by Dan Jaeck
This past week, I attended ETHDenver. While no single conference can fully encapsulate a space as broad as web3, it still offered an opportunity to confirm that web3 is alive and well, and to get a sense of what’s top of mind for builders and investors (and yes, Eniac is still looking at crypto deals). Here are four observations I took away from the event:
- The crypto-native community remains very bullish, but the tourists are gone: ETHDenver attendees were primarily builders, with multiple hackathons surrounding the conference and many projects leveraging these hackathons as part of a go-to-market motion. (Founders came from far and wide to sell; I personally met folks from Shanghai, Hanoi, and Buenos Aires who came to the conference as part of a GTM motion). Builders seem to be unfazed by the winter, and continue to build and ship their projects. The main difference from years past is that almost every investor I met was spending >80% of their time in crypto and/or their fund was primarily crypto. I was one of a limited few generalists in attendance, which felt materially different from the conference circuit in early 2022. It was rumored that conference attendance was up 100% YoY, which I didn’t find shocking after witnessing first hand how busy Denver was (Uber prices were also surging 100%).

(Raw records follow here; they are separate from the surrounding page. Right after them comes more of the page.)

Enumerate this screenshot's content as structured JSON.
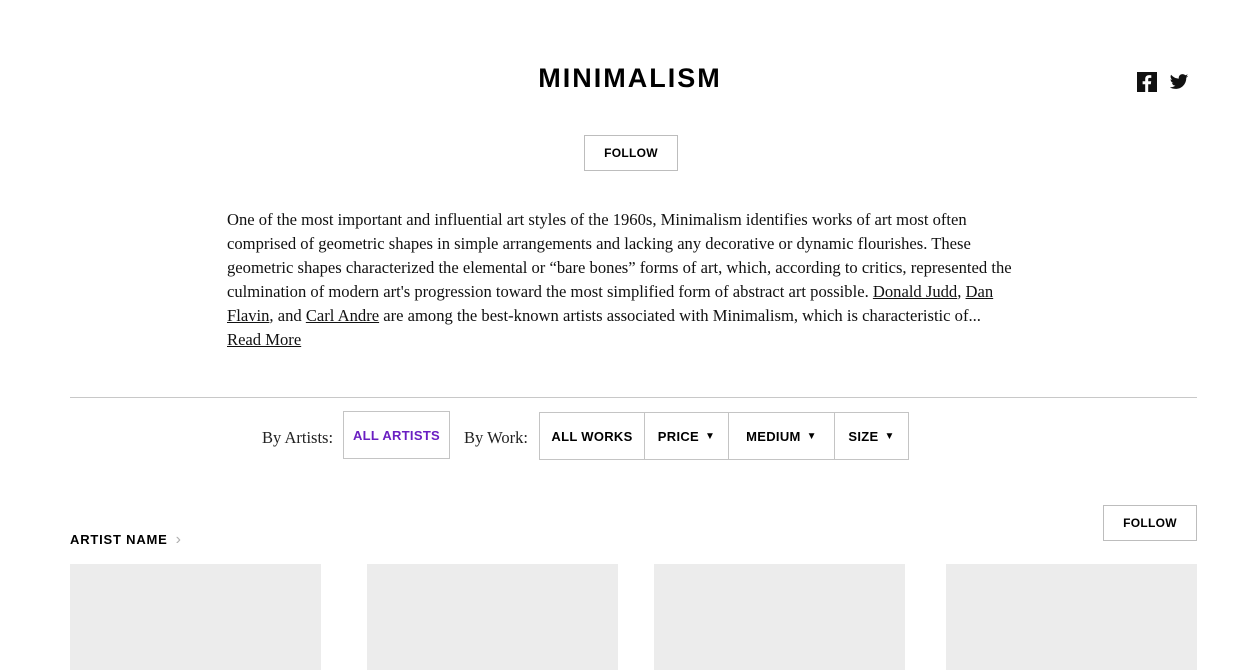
{
  "header": {
    "title": "MINIMALISM",
    "follow_label": "FOLLOW",
    "share_icons": [
      "facebook-icon",
      "twitter-icon"
    ]
  },
  "description": {
    "part1": "One of the most important and influential art styles of the 1960s, Minimalism identifies works of art most often comprised of geometric shapes in simple arrangements and lacking any decorative or dynamic flourishes. These geometric shapes characterized the elemental or “bare bones” forms of art, which, according to critics, represented the culmination of modern art's progression toward the most simplified form of abstract art possible. ",
    "link1": "Donald Judd",
    "sep1": ", ",
    "link2": "Dan Flavin",
    "sep2": ", and ",
    "link3": "Carl Andre",
    "part2": " are among the best-known artists associated with Minimalism, which is characteristic of...",
    "read_more": "Read More"
  },
  "filters": {
    "by_artists_label": "By Artists:",
    "all_artists": "ALL ARTISTS",
    "by_work_label": "By Work:",
    "all_works": "ALL WORKS",
    "price": "PRICE",
    "medium": "MEDIUM",
    "size": "SIZE",
    "caret": "▼",
    "active_color": "#6a1fc2"
  },
  "artist_section": {
    "name": "ARTIST NAME",
    "chevron": "›",
    "follow_label": "FOLLOW"
  }
}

- The biggest concern is an uncertain regulatory environment: The regulatory environment for crypto remains uncertain, which is more challenging for builders to create products even compared to a harsh regulatory environment. A consistent point of conversation was about the regulators view of tokens and what will happen to derivatives of tokens (e.g., liquid staking). This is not a US-specific issue; regulatory environments in Europe and Asia are equally opaque.

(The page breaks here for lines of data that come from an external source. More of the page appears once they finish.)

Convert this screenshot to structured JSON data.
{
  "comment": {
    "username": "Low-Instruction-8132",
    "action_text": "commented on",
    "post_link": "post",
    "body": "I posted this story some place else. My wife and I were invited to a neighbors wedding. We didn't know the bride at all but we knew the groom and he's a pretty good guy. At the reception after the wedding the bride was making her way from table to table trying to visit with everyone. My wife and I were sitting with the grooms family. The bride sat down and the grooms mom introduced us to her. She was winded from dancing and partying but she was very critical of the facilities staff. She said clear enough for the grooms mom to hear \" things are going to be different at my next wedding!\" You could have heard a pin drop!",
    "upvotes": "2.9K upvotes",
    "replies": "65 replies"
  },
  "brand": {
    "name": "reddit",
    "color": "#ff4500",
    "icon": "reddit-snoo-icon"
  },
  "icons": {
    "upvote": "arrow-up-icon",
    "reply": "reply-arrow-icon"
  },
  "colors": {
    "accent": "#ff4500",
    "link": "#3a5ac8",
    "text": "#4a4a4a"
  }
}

- The AI hype is not just a web2 phenomenon: I met several startups building at the cross section of AI and web3. There’s significant opportunity to leverage AI solutions to dive into blockchain data (e.g., a natural language version of Dune Analytics for non -technical users) as well as contextual off-chain data like white papers. The general thinking is that if you can abstract a significant amount of the technical components/web3 terminology for folks with a beginner/intermediate understanding, you can increase adoption.

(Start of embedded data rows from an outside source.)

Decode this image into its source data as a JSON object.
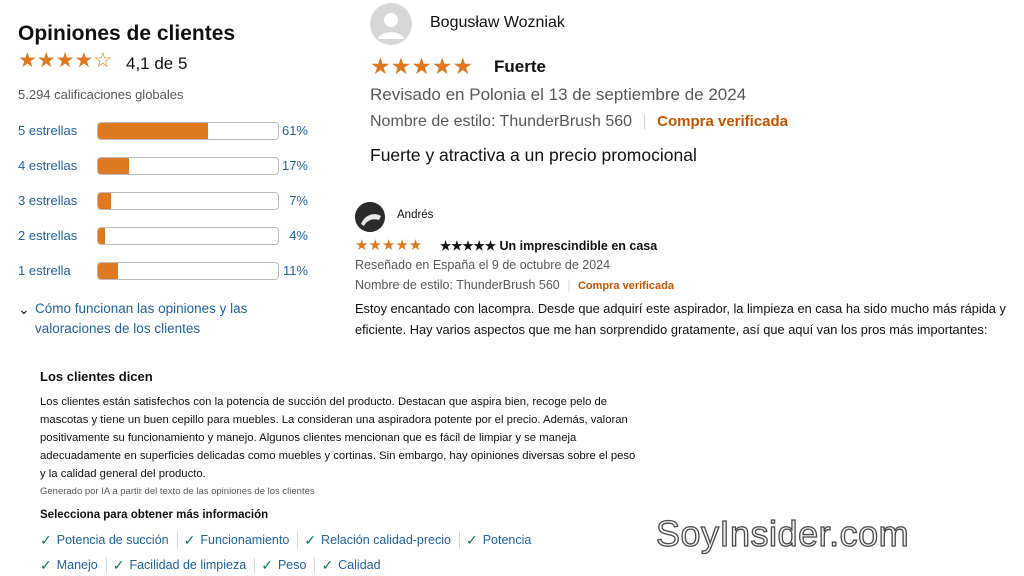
{
  "summary": {
    "title": "Opiniones de clientes",
    "rating_text": "4,1 de 5",
    "rating_value": 4.1,
    "global_ratings": "5.294 calificaciones globales",
    "rows": [
      {
        "label": "5 estrellas",
        "pct": "61%",
        "fraction": 0.61
      },
      {
        "label": "4 estrellas",
        "pct": "17%",
        "fraction": 0.17
      },
      {
        "label": "3 estrellas",
        "pct": "7%",
        "fraction": 0.07
      },
      {
        "label": "2 estrellas",
        "pct": "4%",
        "fraction": 0.04
      },
      {
        "label": "1 estrella",
        "pct": "11%",
        "fraction": 0.11
      }
    ],
    "how_link": "Cómo funcionan las opiniones y las valoraciones de los clientes"
  },
  "review1": {
    "author": "Bogusław Wozniak",
    "stars": "★★★★★",
    "title": "Fuerte",
    "meta": "Revisado en Polonia el 13 de septiembre de 2024",
    "style": "Nombre de estilo: ThunderBrush 560",
    "verified": "Compra verificada",
    "body": "Fuerte y atractiva a un precio promocional"
  },
  "review2": {
    "author": "Andrés",
    "stars": "★★★★★",
    "title": "★★★★★ Un imprescindible en casa",
    "meta": "Reseñado en España el 9 de octubre de 2024",
    "style": "Nombre de estilo: ThunderBrush 560",
    "verified": "Compra verificada",
    "body": "Estoy encantado con lacompra. Desde que adquirí este aspirador, la limpieza en casa ha sido mucho más rápida y eficiente. Hay varios aspectos que me han sorprendido gratamente, así que aquí van los pros más importantes:"
  },
  "customers_say": {
    "heading": "Los clientes dicen",
    "text": "Los clientes están satisfechos con la potencia de succión del producto. Destacan que aspira bien, recoge pelo de mascotas y tiene un buen cepillo para muebles. La consideran una aspiradora potente por el precio. Además, valoran positivamente su funcionamiento y manejo. Algunos clientes mencionan que es fácil de limpiar y se maneja adecuadamente en superficies delicadas como muebles y cortinas. Sin embargo, hay opiniones diversas sobre el peso y la calidad general del producto.",
    "ai_note": "Generado por IA a partir del texto de las opiniones de los clientes",
    "select_label": "Selecciona para obtener más información",
    "chips_row1": [
      "Potencia de succión",
      "Funcionamiento",
      "Relación calidad-precio",
      "Potencia"
    ],
    "chips_row2": [
      "Manejo",
      "Facilidad de limpieza",
      "Peso",
      "Calidad"
    ]
  },
  "watermark": "SoyInsider.com",
  "colors": {
    "star": "#de7921",
    "link": "#2162a1",
    "verified": "#c45500",
    "check": "#067d62"
  }
}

- Web3 projects are still expensive: Although funding is down significantly for web3 projects (i.e., Q422 was down 74% YoY per Crunchbase), the amount of web3-specific dry powder is still significant. For that reason, many of the hot growth rounds are still getting done at higher than industry standard multiples. Further, there’s a general feeling in the community that valuations for projects with signs of product-market fit have not really dipped.